How many times in this blog have I said the mother is almost always right?
The mother knows her child better than anyone else?
That parents should go with their instincts, their gut feeling?
In the case of Farmer Boy, that has proven true. The results are back from his screenings with the child psychologist and he is diagnosed with the following:
General Brilliance. (Okay, the word “general” wasn’t in the actual diagnosis.)
Dyslexia is a learning disability that, in the last 40 years or so, our society has become familiar and comfortable with. It is a difficulty in learning to read because the regular neural pathways in place for most children are not the same in dyslexics. Dysgraphia is similar to dyslexia, but instead of causing confusion while trying to decode a word to read it, dysgraphia is difficulty in writing (encoding) the word. Dyslexia is difficulty changing symbols into sounds, dysgraphia is difficulty changing sounds into symbols.
Anxiety and brilliance are just part of his personality.
In the bits and pieces of reading and researching I’ve been able to do since the meeting with the doctor, I’m in a state of relief and justification balanced by mortification over the mental anguish he must have suffered every day as I insisted he work on things that would be comparable to “tiger mom” mentality if I’d truly understood his situation. Also I have remorse over suspecting this a year ago and not acting on it. As with anything else, the earlier the interventions, the greater the results.
I was happy to hear the psychologist talk about some of the very important phonetic building blocks that are usually missing for dyslexics, which she pointed out because Farmer Boy DID have those tools and she was very positive about his ability to build upon them. As it turns out, the phonics program we’ve been using this year (Saxon Phonics) has a multi-sensory teaching method (one of the reasons I chose it) which is very helpful for dyslexic children. I’m very thankful that Farmer Boy spent his one year of “regular” schooling in a kindergarten classroom that also used Saxon phonics. I can only imagine how much that has helped him as he has fought his way into the reading world by the sheer force of his own will. The doctor also mentioned his memory skills, which can be common in children with different learning abilities like dyslexia, but she felt his were quite remarkable.

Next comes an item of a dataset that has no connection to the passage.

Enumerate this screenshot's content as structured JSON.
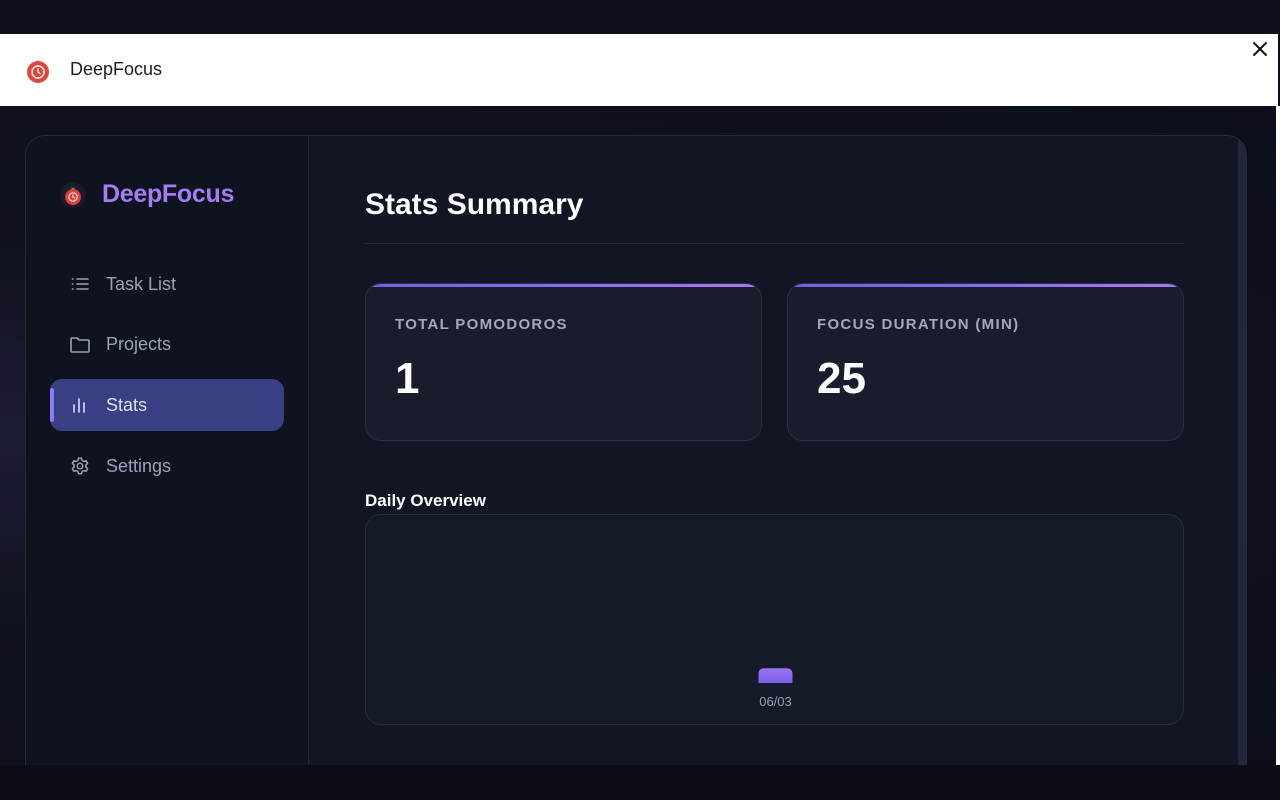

She also ruled out dyscalculia (difficulty in understanding numeric principles) but Farmer Boy’s math skills are affected mainly by the amount of time required to read the problems and the typical confusion of place-value for dyslexics, as well as difficulty in getting the answer out of his head and onto the page (dysgraphia).
His reaction was also one of relief. But mostly he didn’t care. He already knew there was something ‘different’ going on. He is glad I will be able to teach in different ways now that will better enable him to learn to read. And he is visibly glad to hear that he will, eventually, be as good a reader as anyone else (specifically his brother) so long as he continues to work hard.
As the psychologist said, “There is absolutely nothing this particular child cannot do so long as he sets his mind to it.”
I still feel as though I understand only the tip of the ice berg, but just in writing this post I have moved from remorse to immerse. I’m ready to learn everything I can and apply it. Next year is going to be so awesome! Just imagine all the changes I can make and what a positive impact it’s going to have on our household and schooling! I’m ready now. Time to get started.